It was home to much riverside activity including the Port of London Authority buildings and lots of Tug boats which plied their expertise in escorting huge passenger liners and freighters in and out of London docks and Tilbury. This was obviously before London Docks became an office building.
When my father was promoted from his job in London to offices in Southend, he became a regular daily user of the passenger services between Gravesend and Tilbury docks. At first this was via the car ferry, a large rickety old steamer which was as exciting as a fairground Waltzer with cavalier disregard of health and safety. This mighty beast also took us on day trips to Southend or just to go and row the boats in the Tilbury Fort moat but it was discontinued in 1964 following the opening of the first Dartford Tunnel the year before.
The Car ferries were replaced with a much more modern set of ex-British Rail steamers which ran a frequent and efficient service for foot passengers. This is the "Edith" which kept up regular services between 1961 and 1992.
However, I was quite astonished to see a picture the other day of a BRIDGE between Gravesend and Tilbury. I assumed this was some sort of joke, but looking down at the date it said the bridge had been built in 1915. That's almost a Century ago!
Apparently this amazing pontoon structure was built near the start of the Great War as a means of shifting troops quickly between Kent and Essex and also to provide a barrier against enemy fleets coming up the Thames. The centre section could be removed for larger home ships to enter.
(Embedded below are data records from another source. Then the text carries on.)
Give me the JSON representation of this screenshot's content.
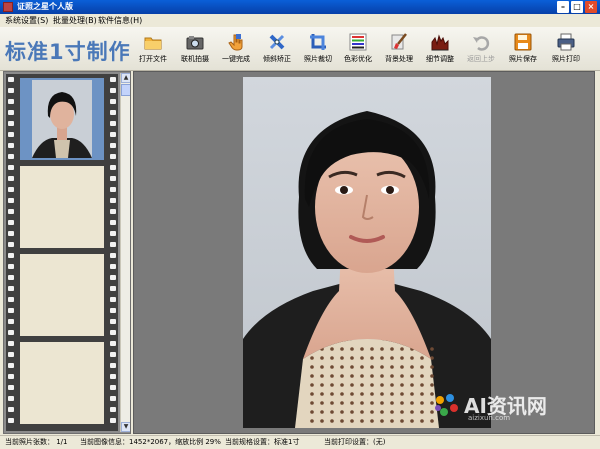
{
  "window": {
    "title": "证照之星个人版",
    "controls": [
      "–",
      "□",
      "×"
    ]
  },
  "menu": [
    {
      "label": "系统设置(S)"
    },
    {
      "label": "批量处理(B)"
    },
    {
      "label": "软件信息(H)"
    }
  ],
  "brand": {
    "text": "标准1寸制作"
  },
  "toolbar": [
    {
      "label": "打开文件",
      "icon": "folder-icon",
      "enabled": true
    },
    {
      "label": "联机拍摄",
      "icon": "camera-icon",
      "enabled": true
    },
    {
      "label": "一键完成",
      "icon": "hand-pointer-icon",
      "enabled": true
    },
    {
      "label": "倾斜矫正",
      "icon": "rotate-tools-icon",
      "enabled": true
    },
    {
      "label": "照片裁切",
      "icon": "crop-icon",
      "enabled": true
    },
    {
      "label": "色彩优化",
      "icon": "color-bars-icon",
      "enabled": true
    },
    {
      "label": "背景处理",
      "icon": "brush-icon",
      "enabled": true
    },
    {
      "label": "细节调整",
      "icon": "levels-icon",
      "enabled": true
    },
    {
      "label": "返回上步",
      "icon": "undo-icon",
      "enabled": false
    },
    {
      "label": "照片保存",
      "icon": "floppy-icon",
      "enabled": true
    },
    {
      "label": "照片打印",
      "icon": "printer-icon",
      "enabled": true
    }
  ],
  "filmstrip": {
    "frames": 4,
    "selected": 0
  },
  "status": {
    "count": "当前照片张数： 1/1",
    "image_info": "当前图像信息：1452*2067，缩放比例 29%",
    "spec": "当前规格设置：标准1寸",
    "print": "当前打印设置：(无)"
  },
  "watermark": {
    "text": "AI资讯网",
    "sub": "aizixun.com"
  },
  "colors": {
    "title_bar": "#0740a8",
    "brand": "#4a78b8",
    "canvas_bg": "#7a7a7a",
    "photo_bg": "#c9cfd6",
    "film": "#404040",
    "frame_empty": "#ece6d2",
    "frame_selected": "#6d93c4"
  }
}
What a great feat of engineering, almost as remarkable as Brunel's Thames tunnel opened 70 years before it.